The third place winner for Software Design was IcedTeamLemon (see Figure 3), a distributed team consisting of members from Carnegie Mellon University, the College of William & Mary, and UCLA. They developed software for a drawing tablet that could reduce paper consumption in K-12 education. The interactive tool, called LemonSketch, gives students and teachers a whiteboard view for interacting with or collaborating on live documents. Further, it allows teachers to comment directly in real time. Team member Raphael Mun said he could even envision serving digitized text books and handouts to further reduce the need for paper.
Figure 3 IcedTeamLemon members (from left to right) Geoffrey Schutta, Raphael Mun, Jason Meistrich, and Sophie Xie
Other entries in the competition included carbon footprint calculators and an online solution that integrates with Facebook to match commuters for ridesharing relationships.
A new category in this year's competition, the Xbox 360® Games for Change Challenge, called for entrants to use Microsoft XNA® Game Studio Express to create a game that addresses the environmental sustainability theme in an entertaining fashion. The first place winner, Team Ligersoft from George Washington University, designed an arcade-style game called Ecocism. In the game, players manage their resources strategically and restore the environment while fighting eco-unfriendly combatants.
The Imagine Cup competition also included a Digital Arts category. Two sisters from Wayne State University, Jennifer and Melissa Hui, made up Team Provisio. They secured the first-place prize with a photo essay on the cradle of the planet's ecosystem—the tropical rainforests.
Making a Difference
As part of the festivities, Microsoft presented a software-plus-cash donation of $1.5 million to the Magic Johnson Foundation, a non-profit organization founded by former NBA star Earvin "Magic" Johnson Jr. The foundation develops programs and supports community-based organizations that address the educational, health, and social needs of ethnically diverse, urban communities.
"The Magic Johnson Foundation has 21 'Empowerment Centers' around the country," said Chris Weber, Microsoft U.S. Western Region Vice President, "and we are very interested in understanding how this partnership might enable a sort of mini Imagine Cup within these Empowerment Centers."

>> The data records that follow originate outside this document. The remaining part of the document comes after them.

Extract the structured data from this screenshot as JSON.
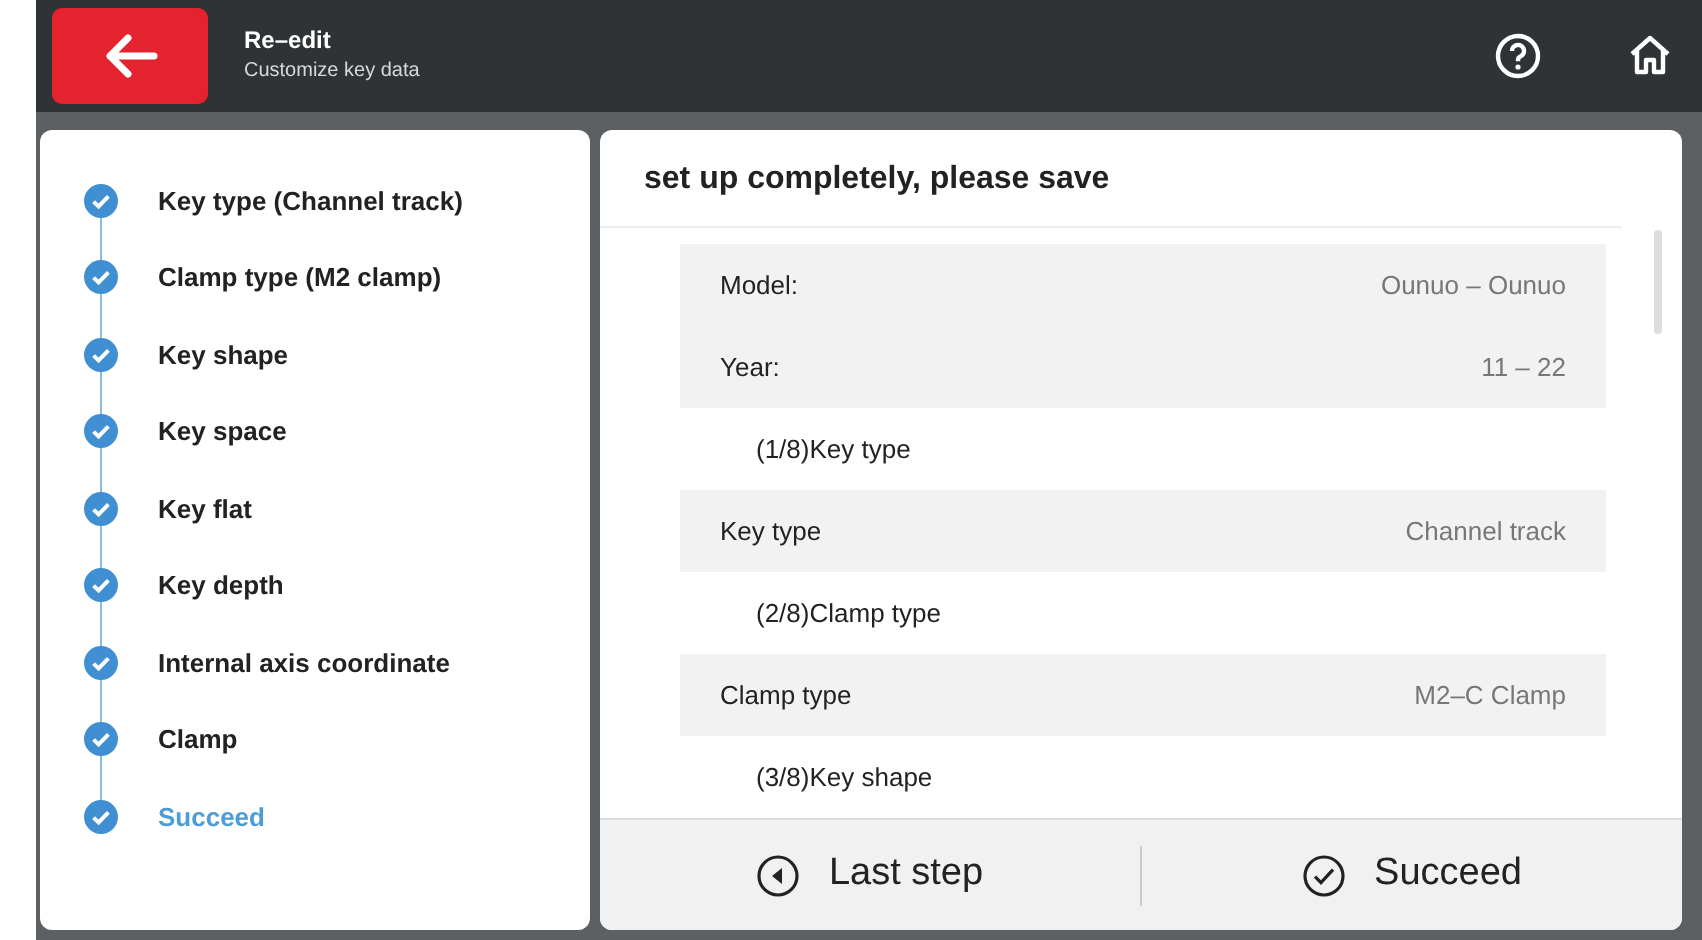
{
  "header": {
    "title": "Re–edit",
    "subtitle": "Customize key data"
  },
  "steps": [
    {
      "label": "Key type (Channel track)",
      "done": true,
      "selected": false
    },
    {
      "label": "Clamp type (M2 clamp)",
      "done": true,
      "selected": false
    },
    {
      "label": "Key shape",
      "done": true,
      "selected": false
    },
    {
      "label": "Key space",
      "done": true,
      "selected": false
    },
    {
      "label": "Key flat",
      "done": true,
      "selected": false
    },
    {
      "label": "Key depth",
      "done": true,
      "selected": false
    },
    {
      "label": "Internal axis coordinate",
      "done": true,
      "selected": false
    },
    {
      "label": "Clamp",
      "done": true,
      "selected": false
    },
    {
      "label": "Succeed",
      "done": true,
      "selected": true
    }
  ],
  "summary": {
    "title": "set up completely, please save",
    "rows": [
      {
        "kind": "field",
        "label": "Model:",
        "value": "Ounuo – Ounuo"
      },
      {
        "kind": "field",
        "label": "Year:",
        "value": "11 – 22"
      },
      {
        "kind": "section",
        "label": "(1/8)Key type"
      },
      {
        "kind": "field",
        "label": "Key type",
        "value": "Channel track"
      },
      {
        "kind": "section",
        "label": "(2/8)Clamp type"
      },
      {
        "kind": "field",
        "label": "Clamp type",
        "value": "M2–C Clamp"
      },
      {
        "kind": "section",
        "label": "(3/8)Key shape"
      }
    ]
  },
  "buttons": [
    {
      "kind": "back",
      "label": "Last step"
    },
    {
      "kind": "confirm",
      "label": "Succeed"
    }
  ]
}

Cookie Johnson, wife of Magic Johnson, accepted the award, saying the partnership with Microsoft will not only help to bridge the digital divide in inner city communities but also inspire kids to pursue careers in science, math, and technology. "Innovation is a key component of any economy and with passion and imagination, there is no limit to what can be accomplished," she said.

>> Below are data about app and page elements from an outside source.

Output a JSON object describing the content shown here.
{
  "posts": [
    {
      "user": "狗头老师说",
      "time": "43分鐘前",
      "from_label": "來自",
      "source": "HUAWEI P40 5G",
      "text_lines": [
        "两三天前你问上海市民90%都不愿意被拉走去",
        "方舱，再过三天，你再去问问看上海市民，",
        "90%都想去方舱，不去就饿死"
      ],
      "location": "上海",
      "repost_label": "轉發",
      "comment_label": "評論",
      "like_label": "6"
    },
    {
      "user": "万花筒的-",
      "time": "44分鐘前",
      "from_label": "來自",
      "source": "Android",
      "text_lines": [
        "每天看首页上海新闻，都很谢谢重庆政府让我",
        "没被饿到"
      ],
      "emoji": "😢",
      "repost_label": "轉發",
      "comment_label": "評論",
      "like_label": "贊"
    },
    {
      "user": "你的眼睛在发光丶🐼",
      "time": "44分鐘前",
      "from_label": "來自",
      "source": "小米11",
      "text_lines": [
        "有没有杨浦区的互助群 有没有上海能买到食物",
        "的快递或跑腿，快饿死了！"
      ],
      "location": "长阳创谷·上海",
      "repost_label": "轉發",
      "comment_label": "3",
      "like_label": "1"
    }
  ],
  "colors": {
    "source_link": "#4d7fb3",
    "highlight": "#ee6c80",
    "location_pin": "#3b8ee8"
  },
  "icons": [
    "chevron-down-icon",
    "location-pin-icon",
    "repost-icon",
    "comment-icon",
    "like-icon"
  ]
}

"Everyone can learn from these students," said Weber. "They have that youthful innocence and energy and passion, and they think they can conquer the world. I want to get some of that. It's very contagious. And when you think about it, Microsoft was started by a teenager that had that passion and vision at a very young age."

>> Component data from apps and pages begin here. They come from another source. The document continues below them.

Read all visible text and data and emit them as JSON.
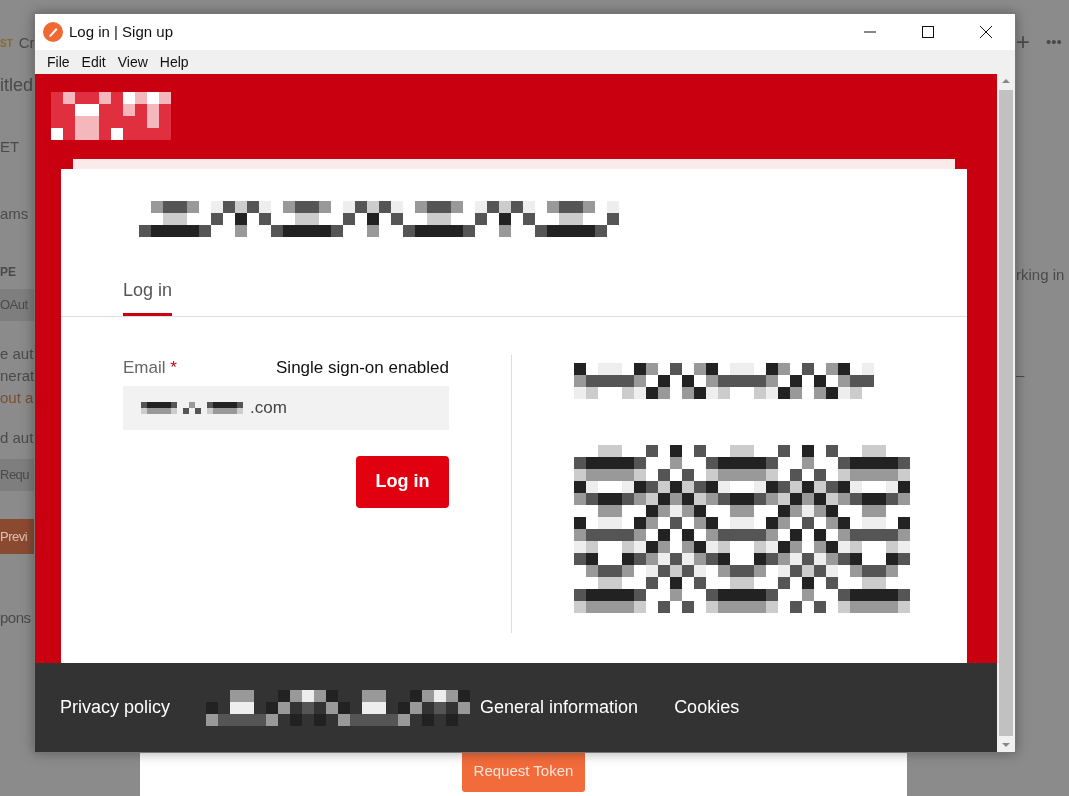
{
  "background_app": {
    "left_fragments": [
      {
        "kind": "tag",
        "text": "ST",
        "extra": "Cr"
      },
      {
        "kind": "title",
        "text": "itled"
      },
      {
        "kind": "plain",
        "text": "ET"
      },
      {
        "kind": "plain",
        "text": "ams"
      },
      {
        "kind": "heading",
        "text": "PE"
      },
      {
        "kind": "select",
        "text": "OAut"
      },
      {
        "kind": "plain",
        "text": "e aut"
      },
      {
        "kind": "plain",
        "text": "nerat"
      },
      {
        "kind": "accent",
        "text": "out a"
      },
      {
        "kind": "plain",
        "text": "d aut"
      },
      {
        "kind": "select",
        "text": "Requ"
      },
      {
        "kind": "button",
        "text": "Previ"
      },
      {
        "kind": "faint",
        "text": "pons"
      }
    ],
    "right_fragments": [
      {
        "kind": "toolbar",
        "text": "+",
        "extra": "•••"
      },
      {
        "kind": "plain",
        "text": "rking in"
      },
      {
        "kind": "plain",
        "text": "–"
      }
    ],
    "bottom_button": "Request Token"
  },
  "window": {
    "title": "Log in | Sign up",
    "menu": [
      "File",
      "Edit",
      "View",
      "Help"
    ]
  },
  "login": {
    "tabs": [
      {
        "label": "Log in",
        "selected": true
      }
    ],
    "email": {
      "label": "Email",
      "required_mark": "*",
      "value": ".com"
    },
    "sso_note": "Single sign-on enabled",
    "submit": "Log in"
  },
  "footer": {
    "links": [
      "Privacy policy",
      "General information",
      "Cookies"
    ]
  }
}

There is also a practical side to sponsoring the Imagine Cup. The number of U.S. students studying computer science is decreasing dramatically year-over-year, so much so that U.S. technology companies could face a skills crisis by 2012, according to Scott Davidson, Senior Director of the U.S. Business and Marketing Organization at Microsoft. "This is a potentially significant loss of opportunity because it will be today's students that build the next generation of technology and focus on the significant challenges that face our global society. They are less confined by conventional thinking and the next breakthrough will come from them."
If numbers are any indication, the Imagine Cup has already had an impact. This year's competition drew more than 16,000 entries, up from 4,000 last year, according to Weber. And this is critical. As we look for more sustainable solutions, and we look for renewable forms of energy, we can't let tomorrow's crop of technology experts become a limited resource.